§ **WORK TASK**:
For every line in the data below that contains "required", copy the line.

§ **RECORDS SUPPLIED**:
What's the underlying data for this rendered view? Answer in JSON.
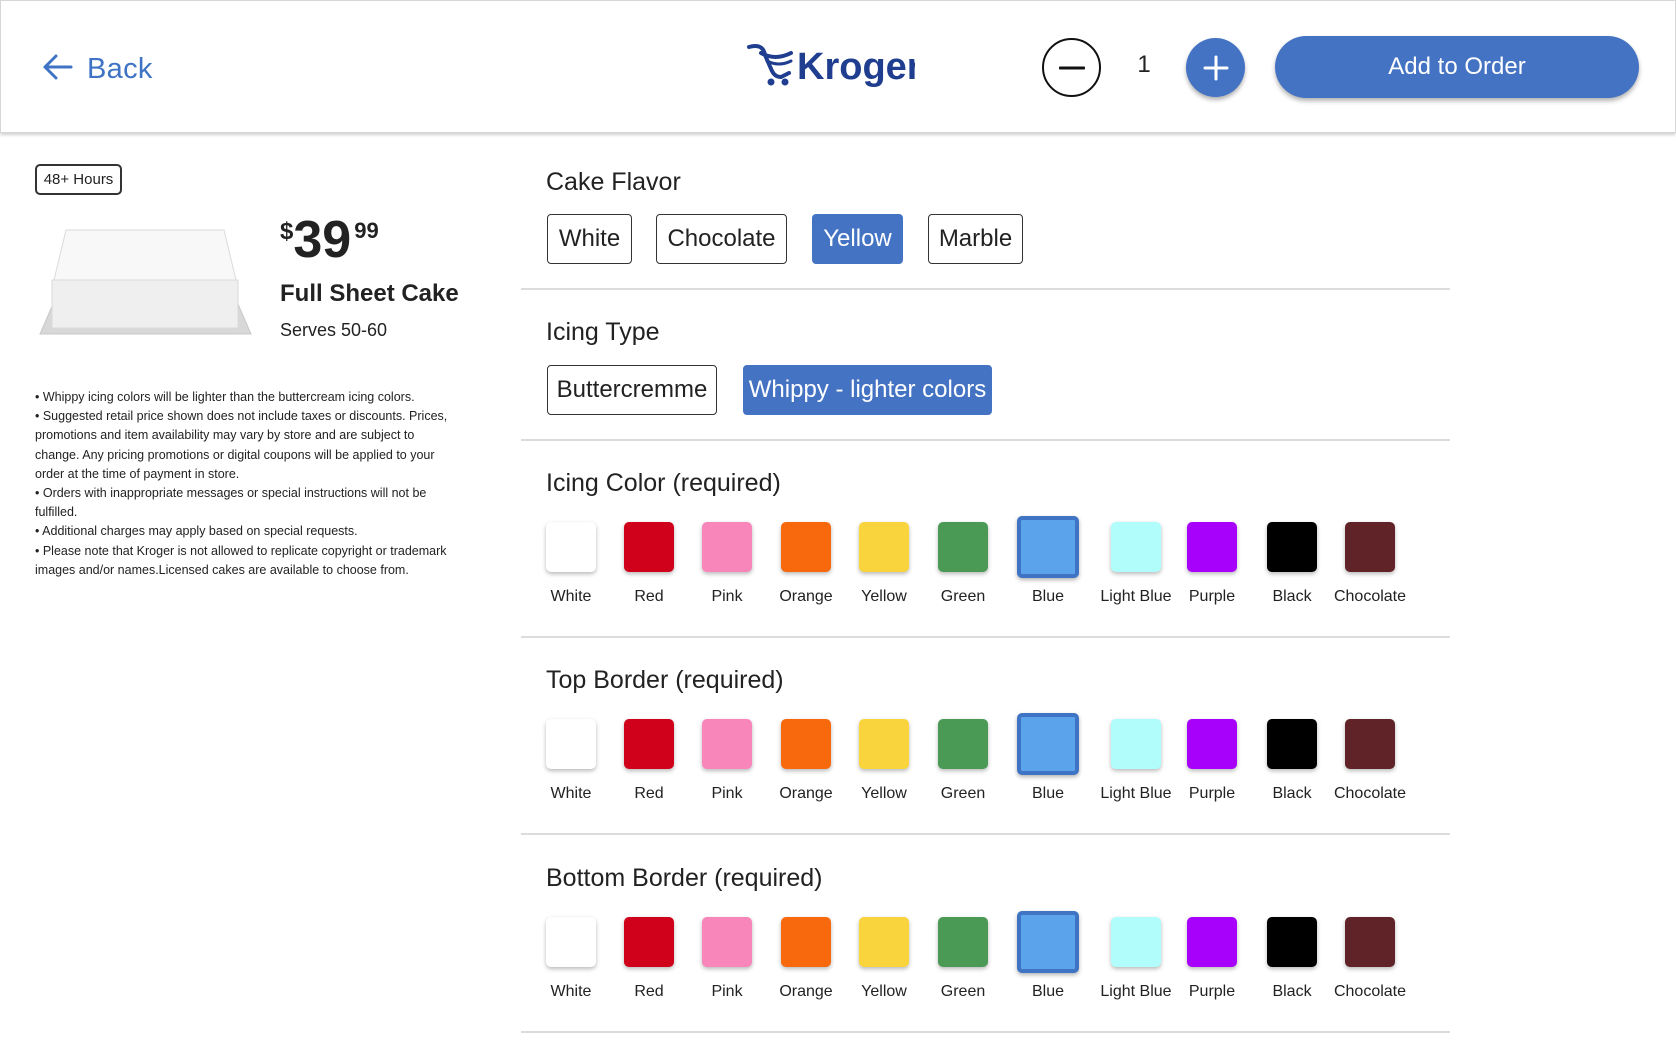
{
  "header": {
    "back_label": "Back",
    "logo_text": "Kroger",
    "quantity": "1",
    "add_to_order_label": "Add to Order"
  },
  "product": {
    "lead_time_badge": "48+ Hours",
    "price_dollar_sign": "$",
    "price_whole": "39",
    "price_cents": "99",
    "name": "Full Sheet Cake",
    "serves": "Serves 50-60",
    "notes": [
      "• Whippy icing colors will be lighter than the buttercream icing colors.",
      "• Suggested retail price shown does not include taxes or discounts. Prices, promotions and item availability may vary by store and are subject to change. Any pricing promotions or digital coupons will be applied to your order at the time of payment in store.",
      "• Orders with inappropriate messages or special instructions will not be fulfilled.",
      "• Additional charges may apply based on special requests.",
      "• Please note that Kroger is not allowed to replicate copyright or trademark images and/or names.Licensed cakes are available to choose from."
    ]
  },
  "cake_flavor": {
    "title": "Cake Flavor",
    "options": [
      "White",
      "Chocolate",
      "Yellow",
      "Marble"
    ],
    "selected": "Yellow"
  },
  "icing_type": {
    "title": "Icing Type",
    "options": [
      "Buttercremme",
      "Whippy - lighter colors"
    ],
    "selected": "Whippy - lighter colors"
  },
  "colors": [
    {
      "label": "White",
      "hex": "#ffffff"
    },
    {
      "label": "Red",
      "hex": "#d0021b"
    },
    {
      "label": "Pink",
      "hex": "#f886bb"
    },
    {
      "label": "Orange",
      "hex": "#f7690c"
    },
    {
      "label": "Yellow",
      "hex": "#fad43d"
    },
    {
      "label": "Green",
      "hex": "#4a9a55"
    },
    {
      "label": "Blue",
      "hex": "#5ba4ec"
    },
    {
      "label": "Light Blue",
      "hex": "#b0fdfb"
    },
    {
      "label": "Purple",
      "hex": "#a801fb"
    },
    {
      "label": "Black",
      "hex": "#000000"
    },
    {
      "label": "Chocolate",
      "hex": "#602428"
    }
  ],
  "icing_color": {
    "title": "Icing Color (required)",
    "selected": "Blue"
  },
  "top_border": {
    "title": "Top Border (required)",
    "selected": "Blue"
  },
  "bottom_border": {
    "title": "Bottom Border (required)",
    "selected": "Blue"
  },
  "theme": {
    "accent": "#4473c4"
  }
}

§ **ANSWER TO THIS TASK**:
    "title": "Icing Color (required)",
    "title": "Top Border (required)",
    "title": "Bottom Border (required)",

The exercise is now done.